## Task statement
Among the records, which lines hold the word "server"? Pick them out.

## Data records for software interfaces
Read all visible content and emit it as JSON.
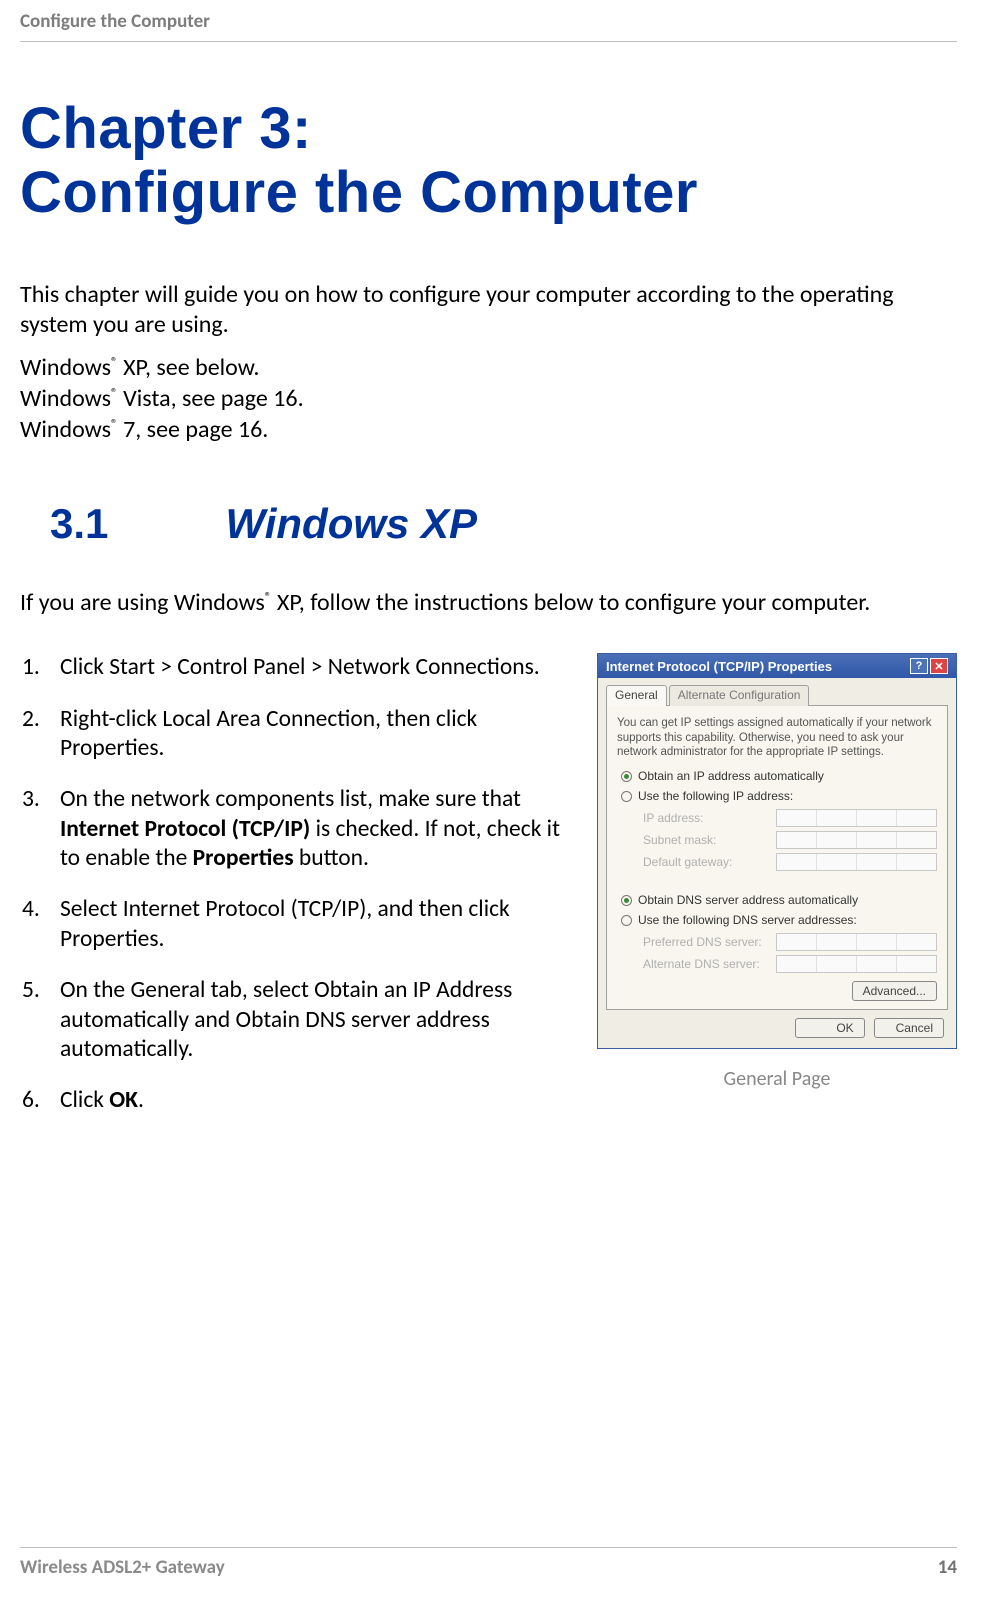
{
  "header": {
    "running_title": "Configure the Computer"
  },
  "chapter": {
    "line1": "Chapter 3:",
    "line2": "Configure the Computer"
  },
  "intro": "This chapter will guide you on how to configure your computer according to the operating system you are using.",
  "os_lines": {
    "xp": " XP, see below.",
    "vista": " Vista, see page 16.",
    "w7": " 7, see page 16."
  },
  "section": {
    "num": "3.1",
    "title": "Windows XP"
  },
  "section_intro_a": "If you are using Windows",
  "section_intro_b": " XP, follow the instructions below to configure your computer.",
  "steps": {
    "s1": "Click Start > Control Panel > Network Connections.",
    "s2": "Right-click Local Area Connection, then click Properties.",
    "s3a": "On the network components list, make sure that ",
    "s3b": "Internet Protocol (TCP/IP)",
    "s3c": " is checked. If not, check it to enable the ",
    "s3d": "Properties",
    "s3e": " button.",
    "s4": "Select Internet Protocol (TCP/IP), and then click Properties.",
    "s5": "On the General tab, select Obtain an IP Address automatically and Obtain DNS server address automatically.",
    "s6a": "Click ",
    "s6b": "OK",
    "s6c": "."
  },
  "dialog": {
    "title": "Internet Protocol (TCP/IP) Properties",
    "help_glyph": "?",
    "close_glyph": "✕",
    "tabs": {
      "general": "General",
      "alt": "Alternate Configuration"
    },
    "desc": "You can get IP settings assigned automatically if your network supports this capability. Otherwise, you need to ask your network administrator for the appropriate IP settings.",
    "radio_auto_ip": "Obtain an IP address automatically",
    "radio_manual_ip": "Use the following IP address:",
    "ip_label": "IP address:",
    "subnet_label": "Subnet mask:",
    "gateway_label": "Default gateway:",
    "radio_auto_dns": "Obtain DNS server address automatically",
    "radio_manual_dns": "Use the following DNS server addresses:",
    "pref_dns": "Preferred DNS server:",
    "alt_dns": "Alternate DNS server:",
    "advanced": "Advanced...",
    "ok": "OK",
    "cancel": "Cancel"
  },
  "caption": "General Page",
  "footer": {
    "product": "Wireless ADSL2+ Gateway",
    "page": "14"
  },
  "reg_mark": "®"
}
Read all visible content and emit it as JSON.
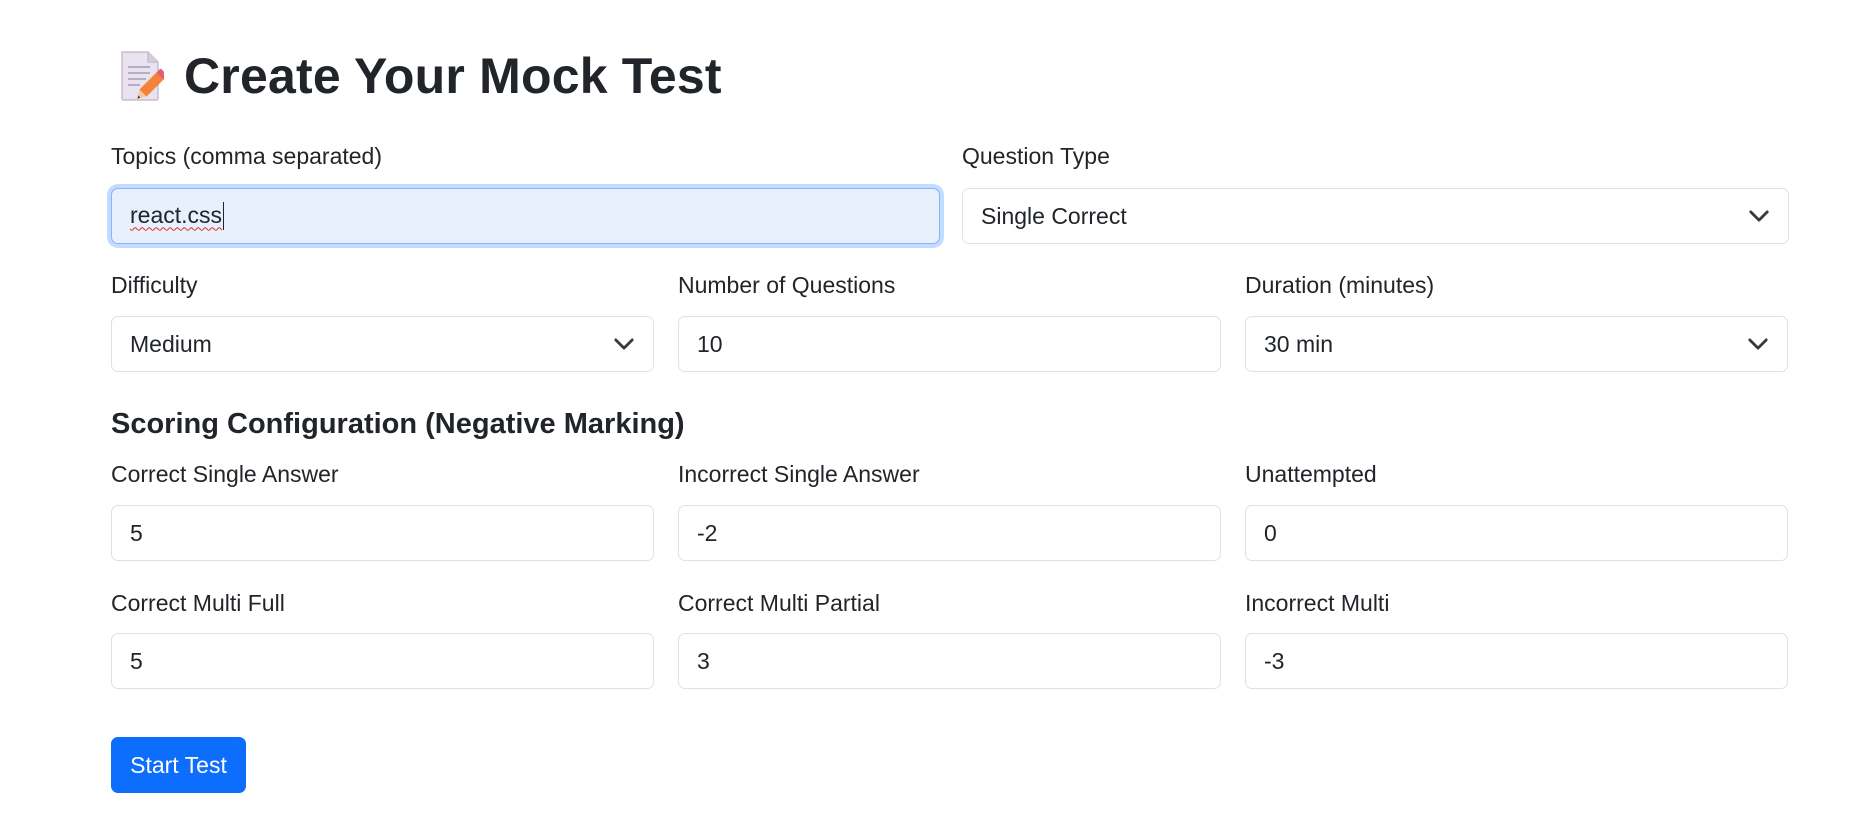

## Solution
    "s5": "On the General tab, select Obtain an IP Address automatically and Obtain DNS server address automatically.",
    "radio_auto_dns": "Obtain DNS server address automatically",
    "radio_manual_dns": "Use the following DNS server addresses:",
    "pref_dns": "Preferred DNS server:",
    "alt_dns": "Alternate DNS server:",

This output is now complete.